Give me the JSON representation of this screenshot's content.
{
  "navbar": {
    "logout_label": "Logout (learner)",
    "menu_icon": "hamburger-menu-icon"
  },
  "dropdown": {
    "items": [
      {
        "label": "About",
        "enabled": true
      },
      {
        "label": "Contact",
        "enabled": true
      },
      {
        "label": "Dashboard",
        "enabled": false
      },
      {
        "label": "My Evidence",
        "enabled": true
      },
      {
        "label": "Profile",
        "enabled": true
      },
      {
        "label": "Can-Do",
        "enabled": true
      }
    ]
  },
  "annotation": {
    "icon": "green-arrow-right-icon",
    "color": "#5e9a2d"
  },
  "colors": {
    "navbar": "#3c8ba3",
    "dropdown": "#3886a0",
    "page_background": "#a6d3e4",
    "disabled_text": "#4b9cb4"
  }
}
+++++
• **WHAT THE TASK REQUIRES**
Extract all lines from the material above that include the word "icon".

• **RESPONSE BELOW**
    "menu_icon": "hamburger-menu-icon"
    "icon": "green-arrow-right-icon",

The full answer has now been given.